Stored items

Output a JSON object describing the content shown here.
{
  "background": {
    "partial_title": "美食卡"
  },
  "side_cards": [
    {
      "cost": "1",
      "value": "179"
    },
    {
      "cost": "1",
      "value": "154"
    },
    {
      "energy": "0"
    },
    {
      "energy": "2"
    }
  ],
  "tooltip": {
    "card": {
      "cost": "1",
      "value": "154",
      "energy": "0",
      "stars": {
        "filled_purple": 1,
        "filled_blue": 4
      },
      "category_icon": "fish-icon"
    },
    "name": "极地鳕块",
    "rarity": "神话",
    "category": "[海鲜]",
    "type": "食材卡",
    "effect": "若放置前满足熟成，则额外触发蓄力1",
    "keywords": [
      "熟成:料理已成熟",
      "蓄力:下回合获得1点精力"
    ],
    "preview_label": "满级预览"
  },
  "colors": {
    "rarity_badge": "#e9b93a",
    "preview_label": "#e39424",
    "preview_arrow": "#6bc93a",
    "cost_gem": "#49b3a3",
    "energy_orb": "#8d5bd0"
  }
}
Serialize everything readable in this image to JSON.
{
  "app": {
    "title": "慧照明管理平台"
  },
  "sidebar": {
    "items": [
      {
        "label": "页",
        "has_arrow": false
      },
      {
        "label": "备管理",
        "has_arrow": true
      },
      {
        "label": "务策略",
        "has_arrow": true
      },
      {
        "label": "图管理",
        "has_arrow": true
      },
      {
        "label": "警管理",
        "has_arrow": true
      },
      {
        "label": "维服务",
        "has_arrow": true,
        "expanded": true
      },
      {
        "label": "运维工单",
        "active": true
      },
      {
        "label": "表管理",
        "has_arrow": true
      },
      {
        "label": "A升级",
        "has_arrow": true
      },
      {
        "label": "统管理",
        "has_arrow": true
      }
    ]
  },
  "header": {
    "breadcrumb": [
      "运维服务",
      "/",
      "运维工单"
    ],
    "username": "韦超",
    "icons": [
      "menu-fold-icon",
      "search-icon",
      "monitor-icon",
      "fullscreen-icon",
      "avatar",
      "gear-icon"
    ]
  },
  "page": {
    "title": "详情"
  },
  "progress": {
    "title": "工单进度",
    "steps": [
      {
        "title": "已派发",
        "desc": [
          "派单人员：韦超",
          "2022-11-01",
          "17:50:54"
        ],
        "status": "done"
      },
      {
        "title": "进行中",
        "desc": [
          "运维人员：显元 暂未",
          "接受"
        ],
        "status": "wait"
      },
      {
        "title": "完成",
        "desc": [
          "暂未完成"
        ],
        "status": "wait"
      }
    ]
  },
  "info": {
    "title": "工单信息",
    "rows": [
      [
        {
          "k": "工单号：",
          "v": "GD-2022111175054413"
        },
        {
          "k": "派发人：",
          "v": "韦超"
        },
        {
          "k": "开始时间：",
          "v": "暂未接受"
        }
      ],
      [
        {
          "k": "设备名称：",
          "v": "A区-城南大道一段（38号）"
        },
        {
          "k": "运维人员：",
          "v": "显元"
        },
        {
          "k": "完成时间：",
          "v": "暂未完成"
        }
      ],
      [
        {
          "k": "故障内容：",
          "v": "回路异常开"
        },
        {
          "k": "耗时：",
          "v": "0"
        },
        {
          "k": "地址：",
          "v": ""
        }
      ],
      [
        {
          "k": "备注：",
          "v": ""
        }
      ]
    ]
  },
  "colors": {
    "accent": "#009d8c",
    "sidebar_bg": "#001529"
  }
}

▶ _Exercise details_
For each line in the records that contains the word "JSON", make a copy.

▶ _Result for this task_
Output a JSON object describing the content shown here.
Serialize everything readable in this image to JSON.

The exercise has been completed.